And, bless her, I was right.

Here’s what she wrote back after listening to Steve’s CD:

“Thank you so much for sending the lovely CD!  It was such joy to hear your voice again. AND to listen to something that wasn’t ME for a change!

The songs are terrific. Your performances are nuanced and touching and lovely.

My very favorite is STUFF.

I think I have to have it.

Feels like it would something perfect for me to put in my repertoire if your friend is willing to share.”

Needless to say I was astounded and excited and humbled that she had made time to listen to the CD, that she liked Steve’s songs, and that she liked one of the songs to which I had contributed lyrics well enough that she might end up adding it to her repertoire!

Deep breath in…

Deep breath out…

It’s funny how something as simple as someone asking for the sheet music for a song I have co-written gives me a renewed sense of validation and encouragement to continue on my (still extremely humble) path as a songwriter.

Maybe it’s another example of the power of feedback loops — in this case feedback that Amanda found the melody and chords and ideas and arrangement of “Stuff” compelling enough that she might want to learn it and then share it with others.

Another deep breath in…

And another deep breath out…

Despite all of the larger patterns of disrespect and dishonesty and disbelief which are rippling around our country and around the planet these days, I will continue to count my blessings, continue to reduce my ecological footprint, and continue to sing — and sometimes write — songs.

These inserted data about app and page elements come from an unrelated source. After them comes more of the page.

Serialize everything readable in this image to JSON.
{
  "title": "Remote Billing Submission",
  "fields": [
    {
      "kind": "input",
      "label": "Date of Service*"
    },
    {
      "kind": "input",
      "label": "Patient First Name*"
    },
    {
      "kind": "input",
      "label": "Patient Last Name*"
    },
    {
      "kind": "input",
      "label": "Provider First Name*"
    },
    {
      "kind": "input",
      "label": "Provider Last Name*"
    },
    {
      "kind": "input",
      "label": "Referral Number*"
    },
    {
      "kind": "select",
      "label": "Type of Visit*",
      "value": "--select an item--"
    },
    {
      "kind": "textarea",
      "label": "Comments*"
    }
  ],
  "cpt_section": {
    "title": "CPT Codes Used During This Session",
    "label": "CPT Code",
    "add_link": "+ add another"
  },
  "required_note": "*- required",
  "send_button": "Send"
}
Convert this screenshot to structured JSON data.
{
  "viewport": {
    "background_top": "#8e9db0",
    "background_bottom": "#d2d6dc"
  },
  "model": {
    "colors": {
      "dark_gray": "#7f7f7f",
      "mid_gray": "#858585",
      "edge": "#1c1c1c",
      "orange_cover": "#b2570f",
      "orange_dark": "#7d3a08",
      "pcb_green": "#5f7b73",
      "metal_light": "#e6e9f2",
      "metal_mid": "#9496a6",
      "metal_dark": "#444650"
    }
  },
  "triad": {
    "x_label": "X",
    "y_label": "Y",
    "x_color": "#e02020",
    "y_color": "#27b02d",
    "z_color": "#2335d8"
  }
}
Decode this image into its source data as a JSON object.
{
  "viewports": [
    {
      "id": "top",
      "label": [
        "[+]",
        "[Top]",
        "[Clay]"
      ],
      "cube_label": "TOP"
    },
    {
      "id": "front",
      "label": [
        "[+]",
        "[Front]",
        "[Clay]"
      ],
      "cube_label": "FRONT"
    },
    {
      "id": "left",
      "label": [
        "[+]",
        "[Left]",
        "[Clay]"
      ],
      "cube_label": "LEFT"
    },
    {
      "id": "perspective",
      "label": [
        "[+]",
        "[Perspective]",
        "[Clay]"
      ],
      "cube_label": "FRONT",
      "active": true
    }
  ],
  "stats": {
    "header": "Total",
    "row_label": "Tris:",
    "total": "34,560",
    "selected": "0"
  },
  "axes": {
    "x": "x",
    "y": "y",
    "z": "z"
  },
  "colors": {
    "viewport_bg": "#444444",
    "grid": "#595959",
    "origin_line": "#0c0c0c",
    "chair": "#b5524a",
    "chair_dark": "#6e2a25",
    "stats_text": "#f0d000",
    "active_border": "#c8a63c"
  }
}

Thank you, as usual, to Pixabay for the lovely images in this post.

Thank you to Steve Sweeting for entrusting his melodies to me.

Thank you to Amanda McBroom, for making time in her complicated life to listen to Steve’s CD AND then to send such uplifting feedback to us.

And thank you to YOU for reading and listening to another one of my blog posts.

PS: I hope you noticed the irony of me ranting about all the plastic junk we human beings create and buy and sell on planet earth and then agreeing to make a CD recording of Steve’s songs — thus creating 250 shiny, round, flat pieces of plastic which will be obsolete junk within another decade or so…

Yet another deep breath in…

And deep breath out…